Collected data entries
---
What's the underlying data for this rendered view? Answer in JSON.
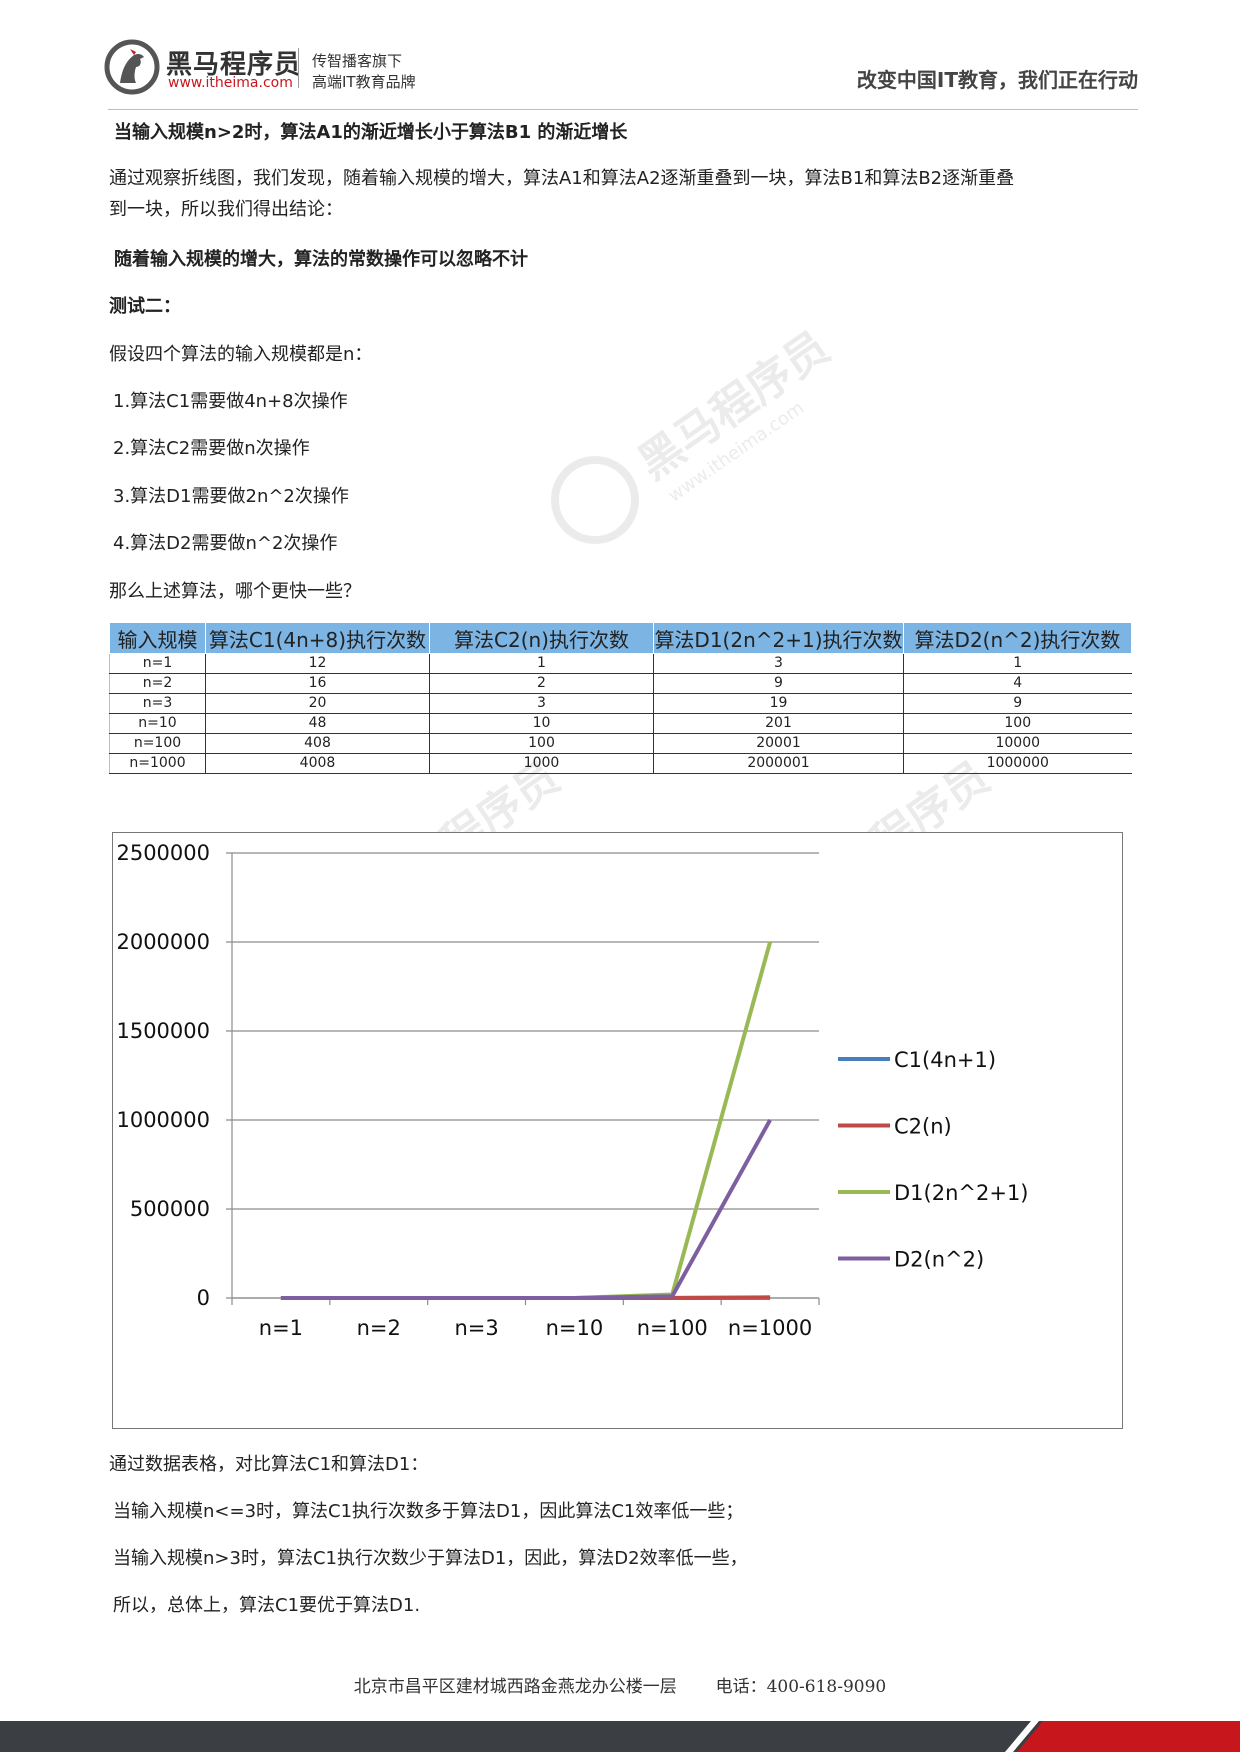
{
  "header": {
    "brand_cn": "黑马程序员",
    "brand_url": "www.itheima.com",
    "sub1": "传智播客旗下",
    "sub2": "高端IT教育品牌",
    "slogan": "改变中国IT教育，我们正在行动"
  },
  "body": {
    "heading1": "当输入规模n>2时，算法A1的渐近增长小于算法B1 的渐近增长",
    "para1_line1": "通过观察折线图，我们发现，随着输入规模的增大，算法A1和算法A2逐渐重叠到一块，算法B1和算法B2逐渐重叠",
    "para1_line2": "到一块，所以我们得出结论：",
    "heading2": "随着输入规模的增大，算法的常数操作可以忽略不计",
    "heading3": "测试二：",
    "intro": "假设四个算法的输入规模都是n：",
    "items": [
      "1.算法C1需要做4n+8次操作",
      "2.算法C2需要做n次操作",
      "3.算法D1需要做2n^2次操作",
      "4.算法D2需要做n^2次操作"
    ],
    "question": "那么上述算法，哪个更快一些？",
    "conclusion_intro": "通过数据表格，对比算法C1和算法D1：",
    "conclusion1": "当输入规模n<=3时，算法C1执行次数多于算法D1，因此算法C1效率低一些；",
    "conclusion2": "当输入规模n>3时，算法C1执行次数少于算法D1，因此，算法D2效率低一些，",
    "conclusion3": "所以，总体上，算法C1要优于算法D1."
  },
  "table": {
    "headers": [
      "输入规模",
      "算法C1(4n+8)执行次数",
      "算法C2(n)执行次数",
      "算法D1(2n^2+1)执行次数",
      "算法D2(n^2)执行次数"
    ],
    "rows": [
      [
        "n=1",
        "12",
        "1",
        "3",
        "1"
      ],
      [
        "n=2",
        "16",
        "2",
        "9",
        "4"
      ],
      [
        "n=3",
        "20",
        "3",
        "19",
        "9"
      ],
      [
        "n=10",
        "48",
        "10",
        "201",
        "100"
      ],
      [
        "n=100",
        "408",
        "100",
        "20001",
        "10000"
      ],
      [
        "n=1000",
        "4008",
        "1000",
        "2000001",
        "1000000"
      ]
    ]
  },
  "chart_data": {
    "type": "line",
    "categories": [
      "n=1",
      "n=2",
      "n=3",
      "n=10",
      "n=100",
      "n=1000"
    ],
    "ylim": [
      0,
      2500000
    ],
    "yticks": [
      "0",
      "500000",
      "1000000",
      "1500000",
      "2000000",
      "2500000"
    ],
    "grid": true,
    "legend": "right",
    "series": [
      {
        "name": "C1(4n+1)",
        "color": "#4a7ebb",
        "values": [
          12,
          16,
          20,
          48,
          408,
          4008
        ]
      },
      {
        "name": "C2(n)",
        "color": "#be4b48",
        "values": [
          1,
          2,
          3,
          10,
          100,
          1000
        ]
      },
      {
        "name": "D1(2n^2+1)",
        "color": "#98b954",
        "values": [
          3,
          9,
          19,
          201,
          20001,
          2000001
        ]
      },
      {
        "name": "D2(n^2)",
        "color": "#7d5fa0",
        "values": [
          1,
          4,
          9,
          100,
          10000,
          1000000
        ]
      }
    ]
  },
  "watermark": {
    "brand": "黑马程序员",
    "url": "www.itheima.com"
  },
  "footer": {
    "address": "北京市昌平区建材城西路金燕龙办公楼一层",
    "phone": "电话：400-618-9090"
  }
}
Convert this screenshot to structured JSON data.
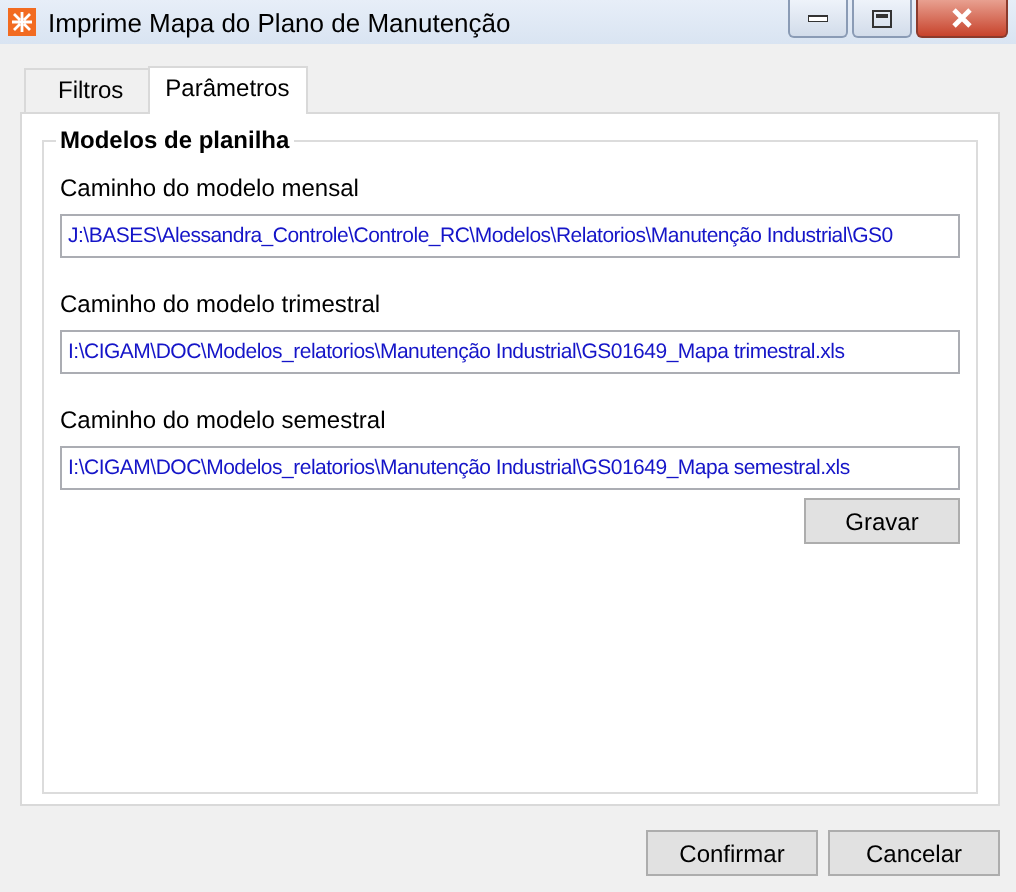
{
  "window": {
    "title": "Imprime Mapa do Plano de Manutenção"
  },
  "tabs": [
    {
      "label": "Filtros",
      "selected": false
    },
    {
      "label": "Parâmetros",
      "selected": true
    }
  ],
  "group": {
    "title": "Modelos de planilha",
    "fields": [
      {
        "label": "Caminho do modelo mensal",
        "value": "J:\\BASES\\Alessandra_Controle\\Controle_RC\\Modelos\\Relatorios\\Manutenção Industrial\\GS0"
      },
      {
        "label": "Caminho do modelo trimestral",
        "value": "I:\\CIGAM\\DOC\\Modelos_relatorios\\Manutenção Industrial\\GS01649_Mapa trimestral.xls"
      },
      {
        "label": "Caminho do modelo semestral",
        "value": "I:\\CIGAM\\DOC\\Modelos_relatorios\\Manutenção Industrial\\GS01649_Mapa semestral.xls"
      }
    ],
    "button": "Gravar"
  },
  "buttons": [
    "Confirmar",
    "Cancelar"
  ]
}
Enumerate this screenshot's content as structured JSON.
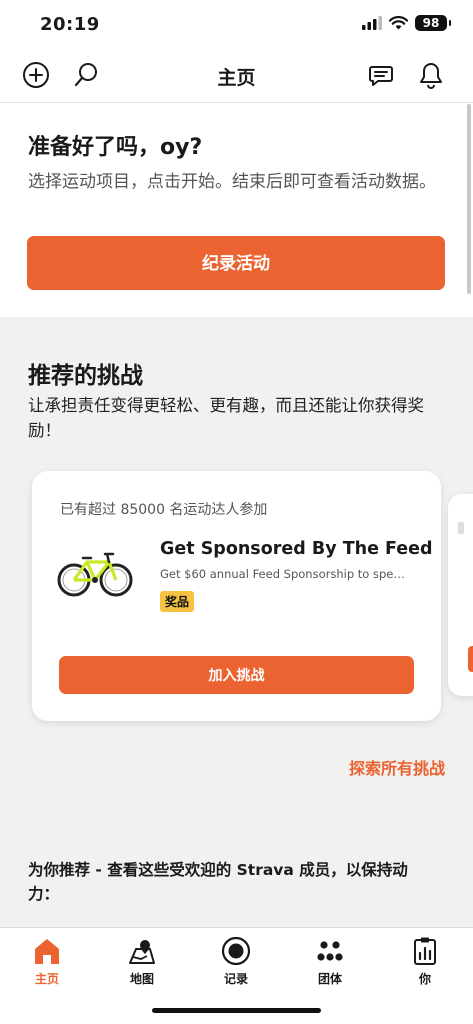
{
  "status_bar": {
    "time": "20:19",
    "battery": "98"
  },
  "header": {
    "title": "主页"
  },
  "ready": {
    "title": "准备好了吗，oy?",
    "description": "选择运动项目，点击开始。结束后即可查看活动数据。",
    "record_button": "纪录活动"
  },
  "challenges": {
    "title": "推荐的挑战",
    "subtitle": "让承担责任变得更轻松、更有趣，而且还能让你获得奖励！",
    "card": {
      "participants": "已有超过 85000 名运动达人参加",
      "name": "Get Sponsored By The Feed",
      "description": "Get $60 annual Feed Sponsorship to spen...",
      "badge": "奖品",
      "join_button": "加入挑战"
    },
    "explore_link": "探索所有挑战"
  },
  "recommend": {
    "title": "为你推荐 - 查看这些受欢迎的 Strava 成员，以保持动力："
  },
  "tabs": [
    {
      "label": "主页",
      "icon": "home-icon",
      "active": true
    },
    {
      "label": "地图",
      "icon": "map-icon",
      "active": false
    },
    {
      "label": "记录",
      "icon": "record-icon",
      "active": false
    },
    {
      "label": "团体",
      "icon": "groups-icon",
      "active": false
    },
    {
      "label": "你",
      "icon": "profile-icon",
      "active": false
    }
  ],
  "colors": {
    "accent": "#eb6330",
    "badge": "#f5c242",
    "background": "#f1f1f0"
  }
}
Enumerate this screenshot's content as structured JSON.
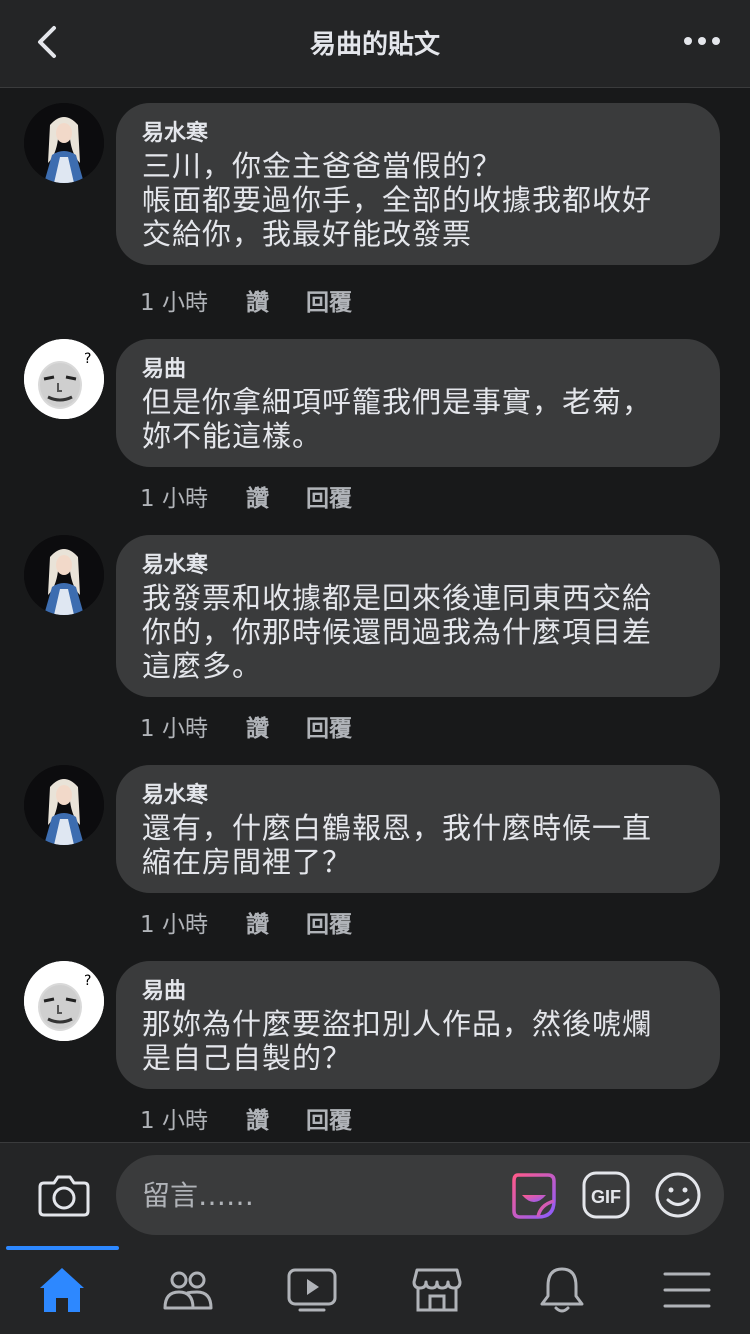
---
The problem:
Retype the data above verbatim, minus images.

Output:
What's the underlying data for this rendered view? Answer in JSON.
{
  "header": {
    "brand_cn": "黑马程序员",
    "brand_url": "www.itheima.com",
    "sub1": "传智播客旗下",
    "sub2": "高端IT教育品牌",
    "slogan": "改变中国IT教育，我们正在行动"
  },
  "body": {
    "heading1": "当输入规模n>2时，算法A1的渐近增长小于算法B1 的渐近增长",
    "para1_line1": "通过观察折线图，我们发现，随着输入规模的增大，算法A1和算法A2逐渐重叠到一块，算法B1和算法B2逐渐重叠",
    "para1_line2": "到一块，所以我们得出结论：",
    "heading2": "随着输入规模的增大，算法的常数操作可以忽略不计",
    "heading3": "测试二：",
    "intro": "假设四个算法的输入规模都是n：",
    "items": [
      "1.算法C1需要做4n+8次操作",
      "2.算法C2需要做n次操作",
      "3.算法D1需要做2n^2次操作",
      "4.算法D2需要做n^2次操作"
    ],
    "question": "那么上述算法，哪个更快一些？",
    "conclusion_intro": "通过数据表格，对比算法C1和算法D1：",
    "conclusion1": "当输入规模n<=3时，算法C1执行次数多于算法D1，因此算法C1效率低一些；",
    "conclusion2": "当输入规模n>3时，算法C1执行次数少于算法D1，因此，算法D2效率低一些，",
    "conclusion3": "所以，总体上，算法C1要优于算法D1."
  },
  "table": {
    "headers": [
      "输入规模",
      "算法C1(4n+8)执行次数",
      "算法C2(n)执行次数",
      "算法D1(2n^2+1)执行次数",
      "算法D2(n^2)执行次数"
    ],
    "rows": [
      [
        "n=1",
        "12",
        "1",
        "3",
        "1"
      ],
      [
        "n=2",
        "16",
        "2",
        "9",
        "4"
      ],
      [
        "n=3",
        "20",
        "3",
        "19",
        "9"
      ],
      [
        "n=10",
        "48",
        "10",
        "201",
        "100"
      ],
      [
        "n=100",
        "408",
        "100",
        "20001",
        "10000"
      ],
      [
        "n=1000",
        "4008",
        "1000",
        "2000001",
        "1000000"
      ]
    ]
  },
  "chart_data": {
    "type": "line",
    "categories": [
      "n=1",
      "n=2",
      "n=3",
      "n=10",
      "n=100",
      "n=1000"
    ],
    "ylim": [
      0,
      2500000
    ],
    "yticks": [
      "0",
      "500000",
      "1000000",
      "1500000",
      "2000000",
      "2500000"
    ],
    "grid": true,
    "legend": "right",
    "series": [
      {
        "name": "C1(4n+1)",
        "color": "#4a7ebb",
        "values": [
          12,
          16,
          20,
          48,
          408,
          4008
        ]
      },
      {
        "name": "C2(n)",
        "color": "#be4b48",
        "values": [
          1,
          2,
          3,
          10,
          100,
          1000
        ]
      },
      {
        "name": "D1(2n^2+1)",
        "color": "#98b954",
        "values": [
          3,
          9,
          19,
          201,
          20001,
          2000001
        ]
      },
      {
        "name": "D2(n^2)",
        "color": "#7d5fa0",
        "values": [
          1,
          4,
          9,
          100,
          10000,
          1000000
        ]
      }
    ]
  },
  "watermark": {
    "brand": "黑马程序员",
    "url": "www.itheima.com"
  },
  "footer": {
    "address": "北京市昌平区建材城西路金燕龙办公楼一层",
    "phone": "电话：400-618-9090"
  }
}
Convert this screenshot to structured JSON data.
{
  "window": {
    "title": "Imprime Mapa do Plano de Manutenção"
  },
  "tabs": [
    {
      "label": "Filtros",
      "selected": false
    },
    {
      "label": "Parâmetros",
      "selected": true
    }
  ],
  "group": {
    "title": "Modelos de planilha",
    "fields": [
      {
        "label": "Caminho do modelo mensal",
        "value": "J:\\BASES\\Alessandra_Controle\\Controle_RC\\Modelos\\Relatorios\\Manutenção Industrial\\GS0"
      },
      {
        "label": "Caminho do modelo trimestral",
        "value": "I:\\CIGAM\\DOC\\Modelos_relatorios\\Manutenção Industrial\\GS01649_Mapa trimestral.xls"
      },
      {
        "label": "Caminho do modelo semestral",
        "value": "I:\\CIGAM\\DOC\\Modelos_relatorios\\Manutenção Industrial\\GS01649_Mapa semestral.xls"
      }
    ],
    "button": "Gravar"
  },
  "buttons": [
    "Confirmar",
    "Cancelar"
  ]
}
Enumerate this screenshot's content as structured JSON.
{
  "status_bar": {
    "time": "20:19",
    "battery": "98"
  },
  "header": {
    "title": "主页"
  },
  "ready": {
    "title": "准备好了吗，oy?",
    "description": "选择运动项目，点击开始。结束后即可查看活动数据。",
    "record_button": "纪录活动"
  },
  "challenges": {
    "title": "推荐的挑战",
    "subtitle": "让承担责任变得更轻松、更有趣，而且还能让你获得奖励！",
    "card": {
      "participants": "已有超过 85000 名运动达人参加",
      "name": "Get Sponsored By The Feed",
      "description": "Get $60 annual Feed Sponsorship to spen...",
      "badge": "奖品",
      "join_button": "加入挑战"
    },
    "explore_link": "探索所有挑战"
  },
  "recommend": {
    "title": "为你推荐 - 查看这些受欢迎的 Strava 成员，以保持动力："
  },
  "tabs": [
    {
      "label": "主页",
      "icon": "home-icon",
      "active": true
    },
    {
      "label": "地图",
      "icon": "map-icon",
      "active": false
    },
    {
      "label": "记录",
      "icon": "record-icon",
      "active": false
    },
    {
      "label": "团体",
      "icon": "groups-icon",
      "active": false
    },
    {
      "label": "你",
      "icon": "profile-icon",
      "active": false
    }
  ],
  "colors": {
    "accent": "#eb6330",
    "badge": "#f5c242",
    "background": "#f1f1f0"
  }
}
Enumerate this screenshot's content as structured JSON.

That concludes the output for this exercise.